China will spend more than $1.2 billion to rebuild wrecked homes, restore farms and help the poor pay for food and heat in areas where recent snowstorms killed more than 100 people. VOA's Stephanie Ho reports from Beijing.

Severe snowstorms that started in mid-January are being blamed for at least 107 deaths in China.

The harsh weather destroyed crops, wrecked power lines and cut off transportation for a wide region in central and southern parts of the country, where the winter weather is usually temperate.

Chinese officials in Beijing gave reporters their initial assessment of the cost and extent of the damages.

Commerce Ministry official Huang Hai indicated one effect could be to push up inflation, which is already at a decade-high level.
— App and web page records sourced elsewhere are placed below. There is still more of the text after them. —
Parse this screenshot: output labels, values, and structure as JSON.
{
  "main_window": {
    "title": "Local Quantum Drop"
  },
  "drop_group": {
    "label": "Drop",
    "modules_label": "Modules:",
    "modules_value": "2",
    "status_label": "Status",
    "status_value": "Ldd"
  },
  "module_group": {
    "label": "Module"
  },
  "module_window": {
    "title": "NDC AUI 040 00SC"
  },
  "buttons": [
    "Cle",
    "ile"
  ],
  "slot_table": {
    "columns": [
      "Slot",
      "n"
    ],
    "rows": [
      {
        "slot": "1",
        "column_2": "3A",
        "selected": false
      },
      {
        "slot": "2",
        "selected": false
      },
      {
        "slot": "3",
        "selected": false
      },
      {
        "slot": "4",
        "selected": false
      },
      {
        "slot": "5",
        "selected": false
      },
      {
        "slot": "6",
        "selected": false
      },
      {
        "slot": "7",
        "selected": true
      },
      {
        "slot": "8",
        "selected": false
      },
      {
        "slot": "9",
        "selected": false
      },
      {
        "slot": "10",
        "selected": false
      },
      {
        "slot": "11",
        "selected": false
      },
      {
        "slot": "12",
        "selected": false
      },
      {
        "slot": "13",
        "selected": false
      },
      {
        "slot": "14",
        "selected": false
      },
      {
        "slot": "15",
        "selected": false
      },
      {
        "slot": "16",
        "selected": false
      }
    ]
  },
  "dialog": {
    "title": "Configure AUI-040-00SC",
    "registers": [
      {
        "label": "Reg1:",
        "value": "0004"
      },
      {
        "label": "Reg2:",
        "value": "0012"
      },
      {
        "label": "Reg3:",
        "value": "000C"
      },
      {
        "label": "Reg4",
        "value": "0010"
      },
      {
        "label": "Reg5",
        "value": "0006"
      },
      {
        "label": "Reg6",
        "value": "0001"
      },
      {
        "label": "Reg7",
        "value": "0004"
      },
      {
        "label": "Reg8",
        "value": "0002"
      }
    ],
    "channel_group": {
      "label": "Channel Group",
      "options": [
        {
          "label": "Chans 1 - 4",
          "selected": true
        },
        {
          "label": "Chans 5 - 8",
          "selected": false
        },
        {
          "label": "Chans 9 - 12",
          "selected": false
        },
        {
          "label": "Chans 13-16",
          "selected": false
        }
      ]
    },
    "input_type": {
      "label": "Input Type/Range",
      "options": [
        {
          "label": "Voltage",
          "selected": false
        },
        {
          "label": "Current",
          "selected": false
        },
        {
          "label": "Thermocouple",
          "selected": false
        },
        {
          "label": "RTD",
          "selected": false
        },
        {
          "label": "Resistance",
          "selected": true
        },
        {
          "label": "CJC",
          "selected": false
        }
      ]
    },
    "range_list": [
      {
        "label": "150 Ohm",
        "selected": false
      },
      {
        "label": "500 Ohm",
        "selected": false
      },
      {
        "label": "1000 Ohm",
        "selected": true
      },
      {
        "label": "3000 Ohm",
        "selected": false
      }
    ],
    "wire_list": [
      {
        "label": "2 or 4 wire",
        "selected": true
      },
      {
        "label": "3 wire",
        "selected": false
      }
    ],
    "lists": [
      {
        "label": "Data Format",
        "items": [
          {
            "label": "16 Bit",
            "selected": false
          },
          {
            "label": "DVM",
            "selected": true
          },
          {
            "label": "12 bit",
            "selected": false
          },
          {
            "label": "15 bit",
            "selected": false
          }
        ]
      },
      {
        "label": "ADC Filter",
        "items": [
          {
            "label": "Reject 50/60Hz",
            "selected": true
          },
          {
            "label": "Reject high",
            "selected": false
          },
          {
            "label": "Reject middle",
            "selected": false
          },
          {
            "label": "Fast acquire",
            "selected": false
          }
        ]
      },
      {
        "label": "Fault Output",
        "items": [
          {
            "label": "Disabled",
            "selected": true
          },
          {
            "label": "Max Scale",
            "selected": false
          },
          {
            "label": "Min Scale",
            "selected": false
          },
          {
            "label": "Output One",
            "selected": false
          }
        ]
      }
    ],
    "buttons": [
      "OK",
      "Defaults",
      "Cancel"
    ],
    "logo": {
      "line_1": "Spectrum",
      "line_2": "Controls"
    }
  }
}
He says this year's snowstorms will definitely cause the prices of foodstuffs for ordinary Chinese people to rise.

The storm destroyed hundreds of thousand of hectares of crops and killed 69 million farm animals. The Agriculture Ministry's Zhang Yuxiang said the Chinese government is providing $20 million, seed and technical support to help farmers get back on their feet.

She says another concern is preventing the outbreak of what she described as a secondary disaster, the outbreak of diseases in the aftermath of the snowstorms.

Official numbers say at least 354,000 houses collapsed because of the weather.

Li Liguo, at the Ministry of Civil Affairs, says Chinese officials hope to complete their count by February.

He says the ministry hopes to finish all repair and restoration work by June.

Meanwhile, authorities say urban families that qualify for government aid will get about $2 each, per month, for the next three months. Qualifying residents in rural areas will receive a little less.

The storms worsened the impact of coal shortages in China, forcing power plants, steel mills and factories to cut back or suspend production. The officials did not say whether companies would also be eligible for aid from lost production due to the storms.